DATA LISTING: Begin

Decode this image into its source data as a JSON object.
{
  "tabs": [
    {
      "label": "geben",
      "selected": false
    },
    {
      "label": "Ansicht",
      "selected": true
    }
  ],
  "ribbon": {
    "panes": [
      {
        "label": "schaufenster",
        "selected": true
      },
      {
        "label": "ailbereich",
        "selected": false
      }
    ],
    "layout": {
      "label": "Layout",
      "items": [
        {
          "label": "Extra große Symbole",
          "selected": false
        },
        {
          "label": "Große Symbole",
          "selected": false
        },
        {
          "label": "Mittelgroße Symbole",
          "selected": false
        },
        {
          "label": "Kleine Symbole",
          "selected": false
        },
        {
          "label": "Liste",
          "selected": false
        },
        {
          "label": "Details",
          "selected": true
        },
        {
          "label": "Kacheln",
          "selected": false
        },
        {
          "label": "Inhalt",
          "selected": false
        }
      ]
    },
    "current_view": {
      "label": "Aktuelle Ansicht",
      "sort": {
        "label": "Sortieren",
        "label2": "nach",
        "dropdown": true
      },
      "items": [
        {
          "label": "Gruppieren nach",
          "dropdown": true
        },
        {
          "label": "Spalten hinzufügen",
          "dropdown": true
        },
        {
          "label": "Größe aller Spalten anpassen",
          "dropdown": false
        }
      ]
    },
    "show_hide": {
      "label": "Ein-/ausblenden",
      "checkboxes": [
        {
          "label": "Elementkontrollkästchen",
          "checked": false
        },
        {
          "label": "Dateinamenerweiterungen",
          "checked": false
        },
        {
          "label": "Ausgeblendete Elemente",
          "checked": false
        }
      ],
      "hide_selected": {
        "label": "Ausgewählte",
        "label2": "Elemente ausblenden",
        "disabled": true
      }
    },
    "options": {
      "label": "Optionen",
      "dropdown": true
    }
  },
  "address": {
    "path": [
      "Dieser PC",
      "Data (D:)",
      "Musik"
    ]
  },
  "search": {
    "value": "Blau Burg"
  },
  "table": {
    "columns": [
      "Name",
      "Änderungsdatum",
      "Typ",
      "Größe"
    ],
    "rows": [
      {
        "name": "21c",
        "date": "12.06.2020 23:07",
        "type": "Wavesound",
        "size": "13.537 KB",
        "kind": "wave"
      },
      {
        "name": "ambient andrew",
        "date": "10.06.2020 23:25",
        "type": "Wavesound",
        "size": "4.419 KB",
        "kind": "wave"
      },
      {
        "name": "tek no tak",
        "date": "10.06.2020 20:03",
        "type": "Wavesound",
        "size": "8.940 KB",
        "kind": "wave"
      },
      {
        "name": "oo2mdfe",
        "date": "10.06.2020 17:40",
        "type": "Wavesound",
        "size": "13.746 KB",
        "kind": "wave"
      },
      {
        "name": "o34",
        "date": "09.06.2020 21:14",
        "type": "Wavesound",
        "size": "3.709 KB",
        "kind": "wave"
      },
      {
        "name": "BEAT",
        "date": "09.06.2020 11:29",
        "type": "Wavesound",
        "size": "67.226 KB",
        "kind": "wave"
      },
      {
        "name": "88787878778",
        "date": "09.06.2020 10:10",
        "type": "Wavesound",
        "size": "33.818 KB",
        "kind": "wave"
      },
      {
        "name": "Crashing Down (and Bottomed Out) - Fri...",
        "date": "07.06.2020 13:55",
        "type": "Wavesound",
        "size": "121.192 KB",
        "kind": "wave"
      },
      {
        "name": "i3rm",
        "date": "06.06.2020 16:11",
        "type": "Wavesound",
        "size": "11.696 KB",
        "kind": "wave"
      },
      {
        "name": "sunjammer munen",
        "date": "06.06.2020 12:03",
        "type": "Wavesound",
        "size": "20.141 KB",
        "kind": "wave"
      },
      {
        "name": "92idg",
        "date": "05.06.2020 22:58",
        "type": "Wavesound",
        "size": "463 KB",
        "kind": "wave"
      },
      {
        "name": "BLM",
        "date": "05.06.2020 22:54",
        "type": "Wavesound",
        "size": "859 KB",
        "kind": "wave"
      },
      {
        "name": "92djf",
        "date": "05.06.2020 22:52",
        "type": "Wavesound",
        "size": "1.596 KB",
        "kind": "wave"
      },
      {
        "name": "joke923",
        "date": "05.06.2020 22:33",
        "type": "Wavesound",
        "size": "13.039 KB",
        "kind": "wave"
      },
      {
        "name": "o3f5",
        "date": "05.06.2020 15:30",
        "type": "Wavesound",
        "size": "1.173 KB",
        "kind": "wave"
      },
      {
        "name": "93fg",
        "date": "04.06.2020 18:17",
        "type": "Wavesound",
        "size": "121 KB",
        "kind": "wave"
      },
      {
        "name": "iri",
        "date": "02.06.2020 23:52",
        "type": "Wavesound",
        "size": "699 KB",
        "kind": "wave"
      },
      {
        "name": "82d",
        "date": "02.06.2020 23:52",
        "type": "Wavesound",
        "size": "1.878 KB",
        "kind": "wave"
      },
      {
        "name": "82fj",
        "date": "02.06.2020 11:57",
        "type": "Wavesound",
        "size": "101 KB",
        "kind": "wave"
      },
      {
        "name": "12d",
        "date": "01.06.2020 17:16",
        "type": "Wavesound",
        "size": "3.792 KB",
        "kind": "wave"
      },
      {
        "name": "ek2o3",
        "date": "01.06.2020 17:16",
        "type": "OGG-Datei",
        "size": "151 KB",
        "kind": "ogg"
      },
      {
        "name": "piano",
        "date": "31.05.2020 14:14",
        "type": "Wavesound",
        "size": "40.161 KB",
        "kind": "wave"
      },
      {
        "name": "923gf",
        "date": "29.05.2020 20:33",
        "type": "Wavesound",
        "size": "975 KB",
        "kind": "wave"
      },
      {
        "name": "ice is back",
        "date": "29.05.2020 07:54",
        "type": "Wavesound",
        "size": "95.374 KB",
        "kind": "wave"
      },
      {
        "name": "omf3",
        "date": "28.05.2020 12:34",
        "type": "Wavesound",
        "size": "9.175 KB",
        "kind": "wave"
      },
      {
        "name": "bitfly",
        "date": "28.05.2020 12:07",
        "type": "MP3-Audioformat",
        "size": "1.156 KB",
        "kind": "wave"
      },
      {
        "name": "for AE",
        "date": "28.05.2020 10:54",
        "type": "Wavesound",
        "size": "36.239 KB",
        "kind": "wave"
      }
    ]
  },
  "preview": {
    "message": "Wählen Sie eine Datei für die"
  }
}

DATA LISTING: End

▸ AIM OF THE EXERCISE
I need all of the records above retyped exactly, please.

▸ SOLUTION
Decode this image into its source data as a JSON object.
{
  "tabs": [
    {
      "label": "geben",
      "selected": false
    },
    {
      "label": "Ansicht",
      "selected": true
    }
  ],
  "ribbon": {
    "panes": [
      {
        "label": "schaufenster",
        "selected": true
      },
      {
        "label": "ailbereich",
        "selected": false
      }
    ],
    "layout": {
      "label": "Layout",
      "items": [
        {
          "label": "Extra große Symbole",
          "selected": false
        },
        {
          "label": "Große Symbole",
          "selected": false
        },
        {
          "label": "Mittelgroße Symbole",
          "selected": false
        },
        {
          "label": "Kleine Symbole",
          "selected": false
        },
        {
          "label": "Liste",
          "selected": false
        },
        {
          "label": "Details",
          "selected": true
        },
        {
          "label": "Kacheln",
          "selected": false
        },
        {
          "label": "Inhalt",
          "selected": false
        }
      ]
    },
    "current_view": {
      "label": "Aktuelle Ansicht",
      "sort": {
        "label": "Sortieren",
        "label2": "nach",
        "dropdown": true
      },
      "items": [
        {
          "label": "Gruppieren nach",
          "dropdown": true
        },
        {
          "label": "Spalten hinzufügen",
          "dropdown": true
        },
        {
          "label": "Größe aller Spalten anpassen",
          "dropdown": false
        }
      ]
    },
    "show_hide": {
      "label": "Ein-/ausblenden",
      "checkboxes": [
        {
          "label": "Elementkontrollkästchen",
          "checked": false
        },
        {
          "label": "Dateinamenerweiterungen",
          "checked": false
        },
        {
          "label": "Ausgeblendete Elemente",
          "checked": false
        }
      ],
      "hide_selected": {
        "label": "Ausgewählte",
        "label2": "Elemente ausblenden",
        "disabled": true
      }
    },
    "options": {
      "label": "Optionen",
      "dropdown": true
    }
  },
  "address": {
    "path": [
      "Dieser PC",
      "Data (D:)",
      "Musik"
    ]
  },
  "search": {
    "value": "Blau Burg"
  },
  "table": {
    "columns": [
      "Name",
      "Änderungsdatum",
      "Typ",
      "Größe"
    ],
    "rows": [
      {
        "name": "21c",
        "date": "12.06.2020 23:07",
        "type": "Wavesound",
        "size": "13.537 KB",
        "kind": "wave"
      },
      {
        "name": "ambient andrew",
        "date": "10.06.2020 23:25",
        "type": "Wavesound",
        "size": "4.419 KB",
        "kind": "wave"
      },
      {
        "name": "tek no tak",
        "date": "10.06.2020 20:03",
        "type": "Wavesound",
        "size": "8.940 KB",
        "kind": "wave"
      },
      {
        "name": "oo2mdfe",
        "date": "10.06.2020 17:40",
        "type": "Wavesound",
        "size": "13.746 KB",
        "kind": "wave"
      },
      {
        "name": "o34",
        "date": "09.06.2020 21:14",
        "type": "Wavesound",
        "size": "3.709 KB",
        "kind": "wave"
      },
      {
        "name": "BEAT",
        "date": "09.06.2020 11:29",
        "type": "Wavesound",
        "size": "67.226 KB",
        "kind": "wave"
      },
      {
        "name": "88787878778",
        "date": "09.06.2020 10:10",
        "type": "Wavesound",
        "size": "33.818 KB",
        "kind": "wave"
      },
      {
        "name": "Crashing Down (and Bottomed Out) - Fri...",
        "date": "07.06.2020 13:55",
        "type": "Wavesound",
        "size": "121.192 KB",
        "kind": "wave"
      },
      {
        "name": "i3rm",
        "date": "06.06.2020 16:11",
        "type": "Wavesound",
        "size": "11.696 KB",
        "kind": "wave"
      },
      {
        "name": "sunjammer munen",
        "date": "06.06.2020 12:03",
        "type": "Wavesound",
        "size": "20.141 KB",
        "kind": "wave"
      },
      {
        "name": "92idg",
        "date": "05.06.2020 22:58",
        "type": "Wavesound",
        "size": "463 KB",
        "kind": "wave"
      },
      {
        "name": "BLM",
        "date": "05.06.2020 22:54",
        "type": "Wavesound",
        "size": "859 KB",
        "kind": "wave"
      },
      {
        "name": "92djf",
        "date": "05.06.2020 22:52",
        "type": "Wavesound",
        "size": "1.596 KB",
        "kind": "wave"
      },
      {
        "name": "joke923",
        "date": "05.06.2020 22:33",
        "type": "Wavesound",
        "size": "13.039 KB",
        "kind": "wave"
      },
      {
        "name": "o3f5",
        "date": "05.06.2020 15:30",
        "type": "Wavesound",
        "size": "1.173 KB",
        "kind": "wave"
      },
      {
        "name": "93fg",
        "date": "04.06.2020 18:17",
        "type": "Wavesound",
        "size": "121 KB",
        "kind": "wave"
      },
      {
        "name": "iri",
        "date": "02.06.2020 23:52",
        "type": "Wavesound",
        "size": "699 KB",
        "kind": "wave"
      },
      {
        "name": "82d",
        "date": "02.06.2020 23:52",
        "type": "Wavesound",
        "size": "1.878 KB",
        "kind": "wave"
      },
      {
        "name": "82fj",
        "date": "02.06.2020 11:57",
        "type": "Wavesound",
        "size": "101 KB",
        "kind": "wave"
      },
      {
        "name": "12d",
        "date": "01.06.2020 17:16",
        "type": "Wavesound",
        "size": "3.792 KB",
        "kind": "wave"
      },
      {
        "name": "ek2o3",
        "date": "01.06.2020 17:16",
        "type": "OGG-Datei",
        "size": "151 KB",
        "kind": "ogg"
      },
      {
        "name": "piano",
        "date": "31.05.2020 14:14",
        "type": "Wavesound",
        "size": "40.161 KB",
        "kind": "wave"
      },
      {
        "name": "923gf",
        "date": "29.05.2020 20:33",
        "type": "Wavesound",
        "size": "975 KB",
        "kind": "wave"
      },
      {
        "name": "ice is back",
        "date": "29.05.2020 07:54",
        "type": "Wavesound",
        "size": "95.374 KB",
        "kind": "wave"
      },
      {
        "name": "omf3",
        "date": "28.05.2020 12:34",
        "type": "Wavesound",
        "size": "9.175 KB",
        "kind": "wave"
      },
      {
        "name": "bitfly",
        "date": "28.05.2020 12:07",
        "type": "MP3-Audioformat",
        "size": "1.156 KB",
        "kind": "wave"
      },
      {
        "name": "for AE",
        "date": "28.05.2020 10:54",
        "type": "Wavesound",
        "size": "36.239 KB",
        "kind": "wave"
      }
    ]
  },
  "preview": {
    "message": "Wählen Sie eine Datei für die"
  }
}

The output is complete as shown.